Marjorie Taylor Greene and Kevin McCarthy | New York Times (Photo illustration by Salon/Getty Images)
Disclaimer: The myth of "liberal" news: How the media does the work of fascists By CHAUNCEY DEVEGA - Views expressed by writers in this section are their own and do not necessarily reflect Latheefarook.com point-of-view
A recent story in the New York Times, “House G.O.P. Prepares to Slash Federal Programs in Coming Budget Showdown,” offers a powerful example of how even in the midst of an escalating crisis where Republicans are naked and unapologetic in their attempt to end multiracial pluralistic democracy, the myth of the liberal media still endures and is doing great harm to how the American people make sense of the forces that are pummeling them. The Times begins with:

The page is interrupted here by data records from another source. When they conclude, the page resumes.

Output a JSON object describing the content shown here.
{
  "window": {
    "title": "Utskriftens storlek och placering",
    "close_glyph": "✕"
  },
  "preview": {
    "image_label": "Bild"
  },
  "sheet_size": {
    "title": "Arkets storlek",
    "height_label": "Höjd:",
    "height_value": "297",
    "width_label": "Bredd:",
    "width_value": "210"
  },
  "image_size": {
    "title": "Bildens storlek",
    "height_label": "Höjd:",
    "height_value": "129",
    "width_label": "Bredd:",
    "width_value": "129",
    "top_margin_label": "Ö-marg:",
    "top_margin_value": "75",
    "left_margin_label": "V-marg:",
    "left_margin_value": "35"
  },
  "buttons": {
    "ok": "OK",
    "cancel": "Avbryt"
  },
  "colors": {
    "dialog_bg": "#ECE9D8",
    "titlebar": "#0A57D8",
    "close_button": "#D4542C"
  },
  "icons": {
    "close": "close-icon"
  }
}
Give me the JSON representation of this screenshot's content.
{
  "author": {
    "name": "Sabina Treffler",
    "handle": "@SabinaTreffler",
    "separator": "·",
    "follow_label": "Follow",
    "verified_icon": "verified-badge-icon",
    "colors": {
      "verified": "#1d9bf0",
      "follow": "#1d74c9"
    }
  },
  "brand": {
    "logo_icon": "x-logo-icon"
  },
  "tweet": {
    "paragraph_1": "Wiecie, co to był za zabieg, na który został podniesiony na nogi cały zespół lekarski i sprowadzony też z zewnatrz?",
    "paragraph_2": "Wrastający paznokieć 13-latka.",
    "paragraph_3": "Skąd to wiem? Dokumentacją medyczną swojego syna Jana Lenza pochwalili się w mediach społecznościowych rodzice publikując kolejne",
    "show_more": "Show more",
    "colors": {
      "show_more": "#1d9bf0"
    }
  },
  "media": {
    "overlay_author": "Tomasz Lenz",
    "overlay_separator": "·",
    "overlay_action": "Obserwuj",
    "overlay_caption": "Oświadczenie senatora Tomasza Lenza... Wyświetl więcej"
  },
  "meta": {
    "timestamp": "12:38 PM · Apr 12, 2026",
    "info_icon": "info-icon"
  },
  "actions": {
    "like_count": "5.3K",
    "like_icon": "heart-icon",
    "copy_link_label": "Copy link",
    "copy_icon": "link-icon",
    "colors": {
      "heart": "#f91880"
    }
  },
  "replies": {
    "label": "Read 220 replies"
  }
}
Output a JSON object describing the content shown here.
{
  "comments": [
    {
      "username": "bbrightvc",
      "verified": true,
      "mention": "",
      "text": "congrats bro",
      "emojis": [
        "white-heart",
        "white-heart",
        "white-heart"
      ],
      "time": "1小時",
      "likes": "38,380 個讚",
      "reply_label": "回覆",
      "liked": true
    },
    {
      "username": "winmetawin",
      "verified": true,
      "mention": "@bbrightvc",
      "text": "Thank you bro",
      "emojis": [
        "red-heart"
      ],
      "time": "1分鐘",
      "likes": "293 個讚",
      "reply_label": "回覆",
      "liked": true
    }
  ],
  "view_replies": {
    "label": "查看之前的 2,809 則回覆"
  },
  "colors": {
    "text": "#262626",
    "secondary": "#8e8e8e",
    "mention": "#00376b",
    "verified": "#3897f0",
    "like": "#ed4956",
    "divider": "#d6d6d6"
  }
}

The first word is “hard-right”. Immediately the Times positions the Republicans as being on a reasonable continuum of political ideology (opposite of “liberals” and the non-existent “hard left” in Congress) instead of as being neofascists, insurrectionists, and supporters of Trump’s coup plot.
As is common in the Times and other leading news media outlets, there is a focus on the political horse race and competition and the “winners” and “losers” of a given “clash.” Responsible reporting that is in the public interest would emphasize and focus on concrete examples of how the Republican Party’s policies and proposals, as they have for decades, will literally hurt the lives of real people in the United States and around the world. Instead, the Times uncritically presents the Republicans’ claim that they are attempting to cut and end federal “entitlement” programs and “wasteful spending” as part of an effort to “balance the federal budget.” In reality, the Republican Party has been attempting to eliminate the country’s threadbare safety net for decades going back to at least FDR and the New Deal. Their hostility to social democracy is ideological and has little to do with so-called budget deficits.
What would a real liberal news media look like?
Moreover, the Republican Party wants to eliminate government programs so that those monies can be transferred to the very rich and corporations in the form of more tax subsidies and other transfer payments. Yet the Times also echoes Republicans’ insincere and consistently disproved promises and pledges to not cut entitlement programs such as Social Security and Medicare.
Media critic and journalist Dan Froomkin has repeatedly called attention to how the New York Times is not some agent of “liberal media bias” but instead serves the status quo and elite opinion – which means deferring to the Republican Party and right-wing:
The twin myth of liberal media and liberal news bias has become so accepted as a type of common sense and conventional wisdom that the following question and intervention is rarely asked or made by those of us with a public voice and platform.
What would a real liberal news media look like?
A real liberal news media would not create a false equivalence or balance between the Republican fascists and “conservatives” on one side and the Democratic Party and liberals and progressives on the other. The former are now enemies of multiracial democracy and pluralism. The latter, whatever the differences ideologically and policy-wise among them (and the failings of the corporate Democrats being duly noted), still believe in and are committed to basic norms and principles of democracy, civil rights, the rule of law, and the Constitution.
On this, the media watchdog group FAIR explains:
A real liberal news media would not defer to corporations, the monied classes and other powerful interests. Instead, the voices and needs of the poor, working class, unions, and those other individuals and groups who are being exploited by late capitalism, and hurt by the types of extreme social inequality it has created would be elevated.
A real liberal news media would have to find a way to escape and operate more independently from advertisers and a profit motive. A real liberal news media would challenge power and ask difficult questions about society, its dominant institutions, and taken-for-granted norms. Voices and perspectives outside of the established political norms and lanes would be given equal time and presented as viable alternatives to the “conventional wisdom.” A real liberal news media would positively contribute to the public’s understanding of politics and society by featuring serious conversations between real experts about real issues of public concern instead of amplifying sound bites, hot takes, and a combative tone that offers lots of heat and entertainment but little insight.
In all, instead of being the Fourth Estate that speaks truth to power and informs the public so that they can hold their leaders accountable, today’s news media too often plays the American people and what has been described as “the attention economy” like it is some casino. In the end, the American news media is experiencing a legitimacy crisis because it has abandoned bold truth-telling and consistently speaking truth to power.
Americans across the ideological divide feel and know this to be true.
By CHAUNCEY DEVEGA